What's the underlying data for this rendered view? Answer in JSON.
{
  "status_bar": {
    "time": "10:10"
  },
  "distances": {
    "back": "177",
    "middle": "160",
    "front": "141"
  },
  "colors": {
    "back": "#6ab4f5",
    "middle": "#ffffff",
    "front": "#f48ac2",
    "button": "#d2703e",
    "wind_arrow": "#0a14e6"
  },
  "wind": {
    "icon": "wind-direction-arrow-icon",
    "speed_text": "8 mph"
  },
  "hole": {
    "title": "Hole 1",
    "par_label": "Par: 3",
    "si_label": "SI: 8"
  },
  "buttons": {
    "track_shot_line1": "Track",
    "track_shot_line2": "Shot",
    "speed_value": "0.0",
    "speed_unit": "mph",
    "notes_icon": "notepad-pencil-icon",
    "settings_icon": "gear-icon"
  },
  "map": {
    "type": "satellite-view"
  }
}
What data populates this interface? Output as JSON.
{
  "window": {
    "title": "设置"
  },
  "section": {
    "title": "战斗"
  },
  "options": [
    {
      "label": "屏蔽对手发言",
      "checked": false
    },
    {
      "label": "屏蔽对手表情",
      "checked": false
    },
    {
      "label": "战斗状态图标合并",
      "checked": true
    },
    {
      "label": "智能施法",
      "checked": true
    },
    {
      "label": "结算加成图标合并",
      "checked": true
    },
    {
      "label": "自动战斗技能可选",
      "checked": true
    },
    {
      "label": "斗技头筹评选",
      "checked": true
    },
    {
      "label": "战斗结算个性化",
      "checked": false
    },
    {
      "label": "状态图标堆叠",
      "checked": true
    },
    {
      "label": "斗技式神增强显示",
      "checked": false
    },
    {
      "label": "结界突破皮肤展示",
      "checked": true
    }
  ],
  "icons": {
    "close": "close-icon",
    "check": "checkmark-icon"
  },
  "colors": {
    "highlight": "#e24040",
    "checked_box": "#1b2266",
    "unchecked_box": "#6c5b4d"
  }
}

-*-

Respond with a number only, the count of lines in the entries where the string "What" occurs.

● **Answer section**
2